More activists lose freedom of movement - this time, in Lebanon
Known as a “cyber-advocacy specialist” and perhaps coined the first Lebanese blogger, Imad Bazzi’s outspoken criticisms of his country’s government has been curtailed, as his right to travel has been revoked by the Lebanese General Security. Bazzi’s famous blog “Trella.org” has been quite vocal on issues such as freedom of expression, and human rights violations, since 1998. For the third time, Bazzi has endured passport troubles—this time, when attempting to renew, the authorities refused to return his passport and summoned him to an investigation.

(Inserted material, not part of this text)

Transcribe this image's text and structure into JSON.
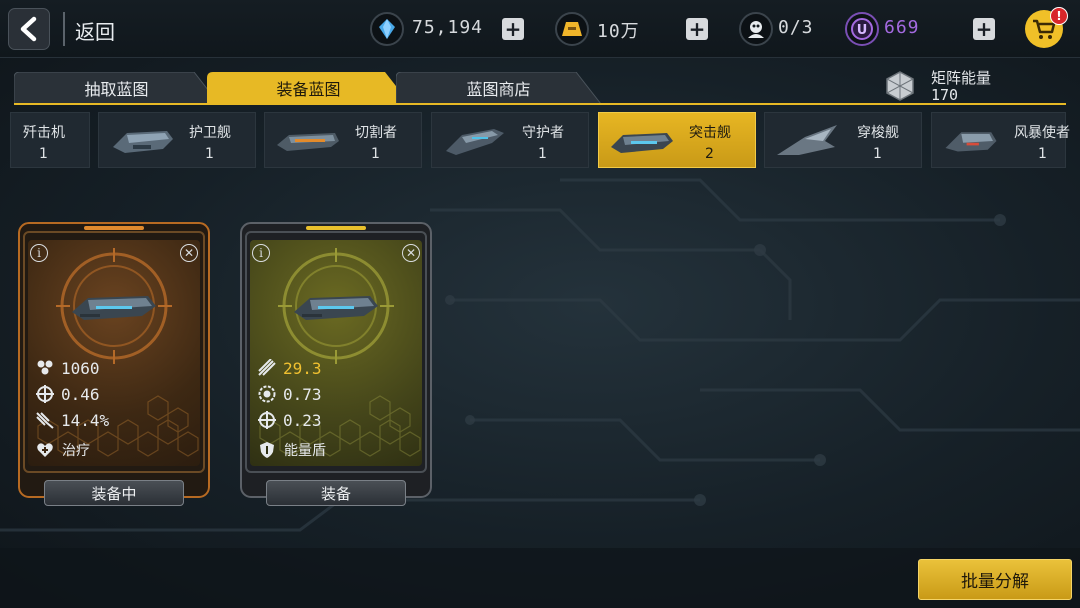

The General Security did not provide a legitimate reason for not renewing and confiscating Bazzi’s passport.
In a recent conversation with Movements.org, Bazzi said “I was supposed to return to Tunisia on Friday or Sunday, now I missed the plane because the General Security is refusing to return my passport.”
Bazzi further told Movements.org that the Lebanese General Security pulled the same thing with another Lebanese activist, Wissam Tarif.
The General Security in Lebanon is a law enforcement agency that primarily deals with passports, visas, and organizing the residency of foreigners in Lebanon. However, the agency, established in 1956, has always played a larger role as an Intelligence Agency, whose primary function is to collect and gather intelligence and inform its country’s government, ensuring national security and public order. The agency continues to enjoy a great deal of power, that some activists consider to be unconstitutional.
During the Syrian occupation in Lebanon, the General Security, helmed by a shiaa officer, with close ties to Hezbollah, has played a major role in tracking and harassing activists and opponents of the Syrian regime in Lebanon. After the murder of Al Hariri, the role of the General security has deteriorated, but recently they’ve gained momentum. Lebanon is a country built on balances between sects, and while the role of the General Security has its limitations, they still have wiggle room to pressure activists like Bazzi. They are also capable of banning some newspapers, and films, like the Iranian movie Persepolis, from entering the country.
While the freedom of movement is guaranteed by the Universal Declaration of Human Rights, which Lebanon voted in favor of when it was adopted in 1948, this move is nothing new for Lebanon or other restrictive regimes around the world. Movements.org has covered the issue many times in the past, as governments from Cuba to Iran to China have tried to silence activists by banning them from traveling abroad. Now Imad Bazzi has joined Chinese artist and activist Ai Weiwei and many, many other activists in being kept from realizing his full rights, all because of his political speech.